Current national historical narratives do not work. Known errors only make the problem worse by subordinating minority peoples, discrediting their claims to ancestral land rights, and denying their histories of relative autonomy from the dominant group.
Apart from the conceptual dimension, practical problems arise from not investing in new approaches to historical research, narratives and teaching. That is, when dominant and minority groups engage in dialogue about federalism, peace and reconciliation, the lenses through which the past is viewed will not be the same.
Supposed national heroes, such as King Anawratha, are not minority peoples’ heroes—nor even the late Gen Aung San. Neither is Bagan a proud historical reference point for minorities. Rather, the First Burma (Bagan), Second Burma (Taungoo) and Third Burma (Konbaung) are understood to have destroyed minority peoples’ kingdoms. Forcing minorities to express pride in these figures and kingdoms only adds salt to unhealed wounds.
But when past regimes uttered such historical narratives, minorities saw it in terms of a drive to deny them equal rights and control their lands, in the name of perpetuating national sovereignty.
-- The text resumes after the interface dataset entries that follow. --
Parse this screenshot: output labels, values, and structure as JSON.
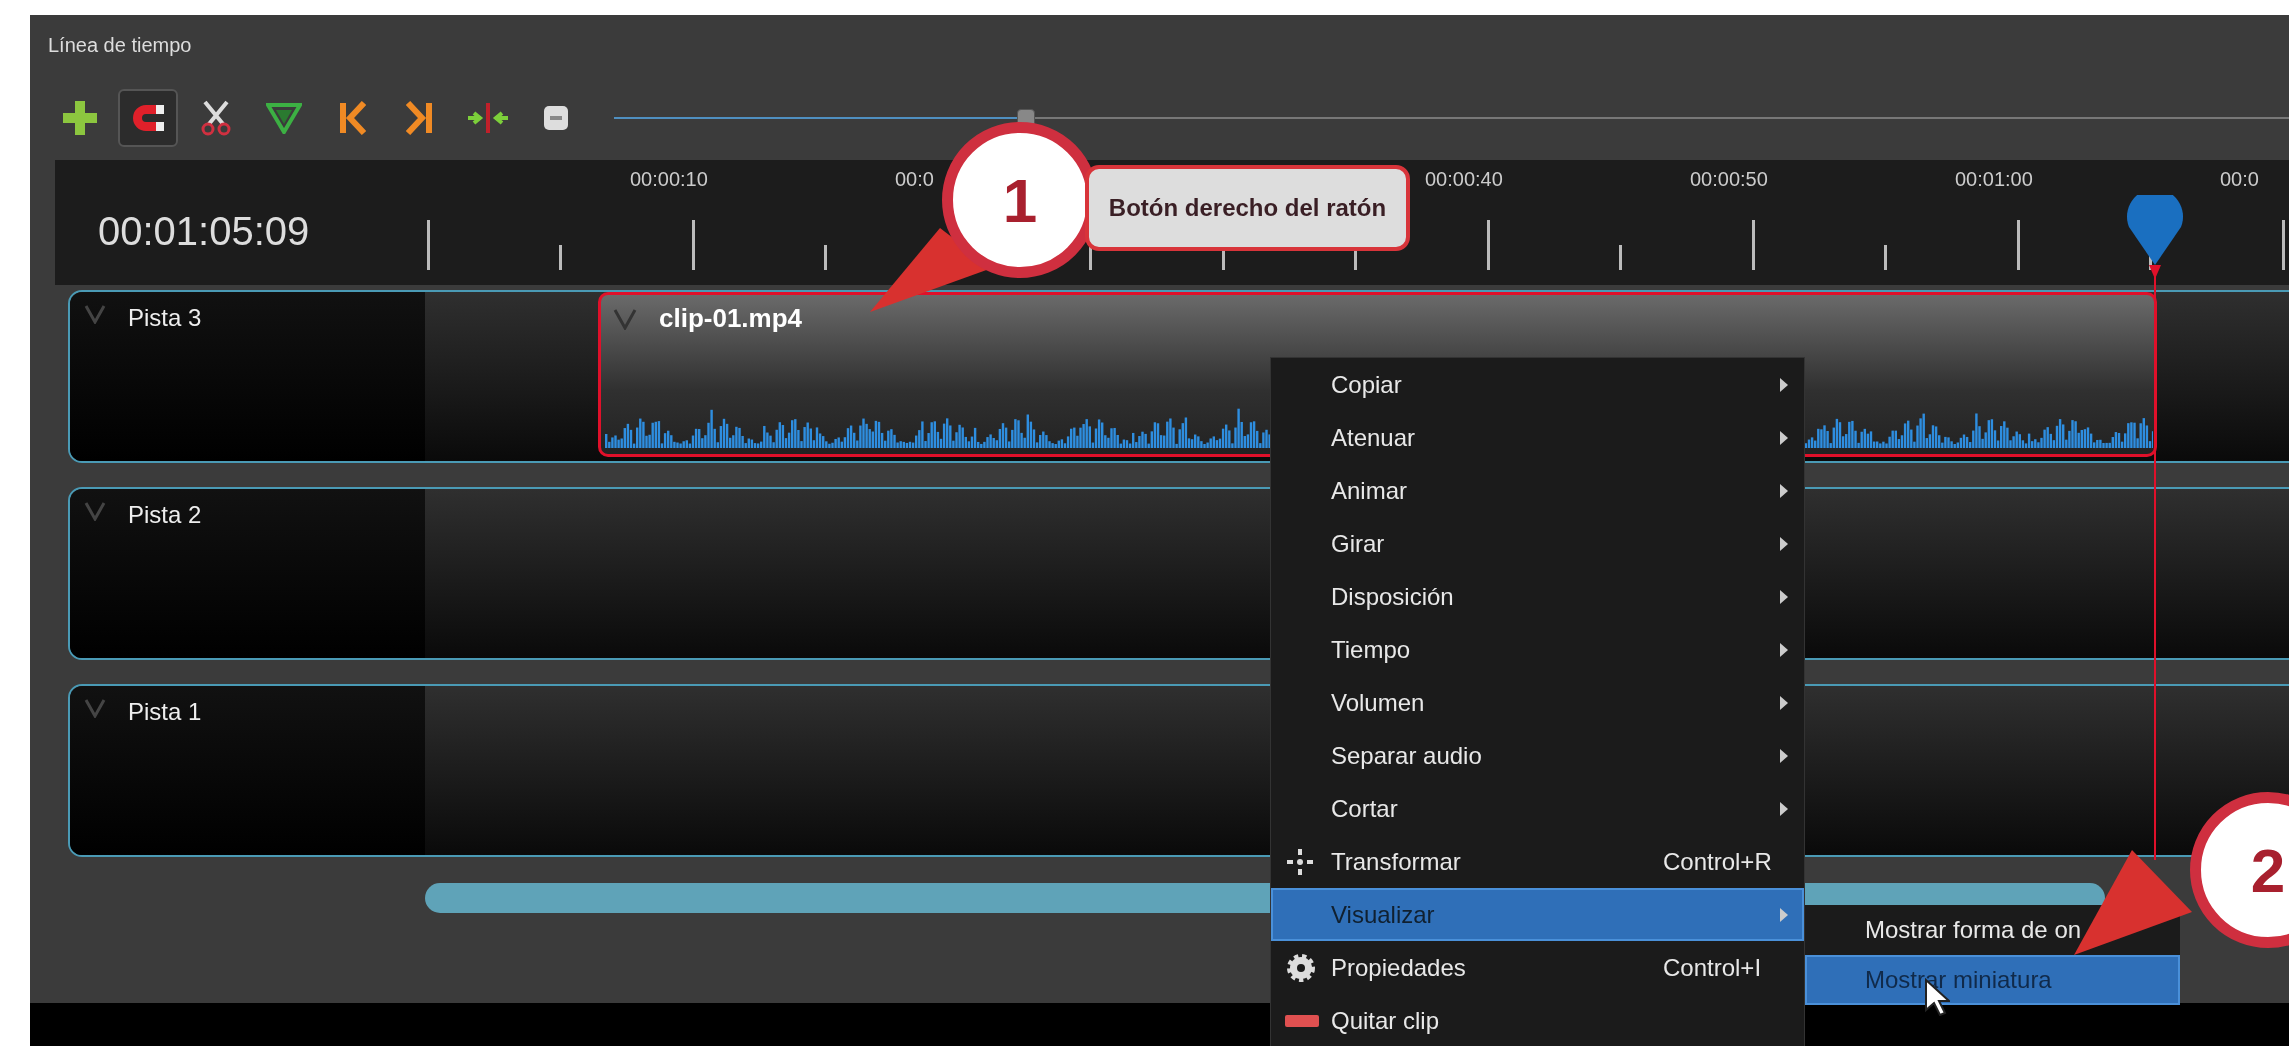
{
  "panel": {
    "title": "Línea de tiempo"
  },
  "toolbar": {
    "tools": [
      {
        "kind": "add",
        "on": false
      },
      {
        "kind": "snap",
        "on": true
      },
      {
        "kind": "razor",
        "on": false
      },
      {
        "kind": "marker",
        "on": false
      },
      {
        "kind": "previous",
        "on": false
      },
      {
        "kind": "next",
        "on": false
      },
      {
        "kind": "center",
        "on": false
      },
      {
        "kind": "zoom",
        "on": false
      }
    ],
    "zoom_slider": {
      "level": 0.24
    }
  },
  "ruler": {
    "timecode": "00:01:05:09",
    "labels": [
      "00:00:10",
      "00:0",
      "00:00:40",
      "00:00:50",
      "00:01:00",
      "00:0"
    ]
  },
  "tracks": [
    {
      "name": "Pista 3",
      "clips": [
        {
          "name": "clip-01.mp4",
          "selected": true
        }
      ]
    },
    {
      "name": "Pista 2"
    },
    {
      "name": "Pista 1"
    }
  ],
  "context_menu": {
    "items": [
      {
        "label": "Copiar",
        "kind": "submenu",
        "selected": false
      },
      {
        "label": "Atenuar",
        "kind": "submenu",
        "selected": false
      },
      {
        "label": "Animar",
        "kind": "submenu",
        "selected": false
      },
      {
        "label": "Girar",
        "kind": "submenu",
        "selected": false
      },
      {
        "label": "Disposición",
        "kind": "submenu",
        "selected": false
      },
      {
        "label": "Tiempo",
        "kind": "submenu",
        "selected": false
      },
      {
        "label": "Volumen",
        "kind": "submenu",
        "selected": false
      },
      {
        "label": "Separar audio",
        "kind": "submenu",
        "selected": false
      },
      {
        "label": "Cortar",
        "kind": "submenu",
        "selected": false
      },
      {
        "label": "Transformar",
        "kind": "transform",
        "shortcut": "Control+R",
        "selected": false
      },
      {
        "label": "Visualizar",
        "kind": "submenu",
        "selected": true
      },
      {
        "label": "Propiedades",
        "kind": "properties",
        "shortcut": "Control+I",
        "selected": false
      },
      {
        "label": "Quitar clip",
        "kind": "remove",
        "selected": false
      }
    ]
  },
  "submenu": {
    "items": [
      {
        "label": "Mostrar forma de on",
        "selected": false
      },
      {
        "label": "Mostrar miniatura",
        "selected": true
      }
    ]
  },
  "annotations": [
    {
      "number": "1",
      "label": "Botón derecho del ratón"
    },
    {
      "number": "2"
    }
  ]
}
It was understood as business-as-usual from the junta.
However, in the new political context of the peace process, where the possibility of national reconciliation is contingent on trust developing between dominant and minority groups, the reiteration of national narratives by civilians from dominant groups only causes minorities to identify their attitude with that of the junta.
The problematic reality is that civilians, even those from the establishment, might be uttering these narratives innocently, with an intention to mutually establish a peaceful federal union. Nonetheless, national history, as the only available tool for imagining the past, traps them in false convictions, causing at best embarrassment with minority groups.
To sum up, national reconciliation requires recognizing the diverse pasts of minority groups—autonomous histories that are as dignified as that of the dominant group. Regardless of bloody histories, in which groups mutually violated each other, seeing each other’s histories through more dignified, diversity-friendly and humanistic lenses is called for. As the current national narrative does not allow for this, new historical approaches are urgently needed.
This is where academic historians can, and should, play an important part in seeking new methodologies for critical research, teaching and the dissemination of historical knowledge to decision makers and the public. This is how those who study the past can contribute to today’s work on peace and reconciliation.
There is a saying that one should shoulder a sword while talking about history (and religion) because debating history only ends up in conflict; some want to avoid historical questions in order to escape complicated debates. But any attempt to fix historically contingent problems by ignoring history, and most importantly the way those problems are narrated, would be a waste of time.
Dr. Sai Latt received his Ph.D. in Human Geography from Simon Fraser University in Canada. He is a Research Associate at the York Center for Asian Research at York University in Toronto. His research covers violence, securitization and displacement.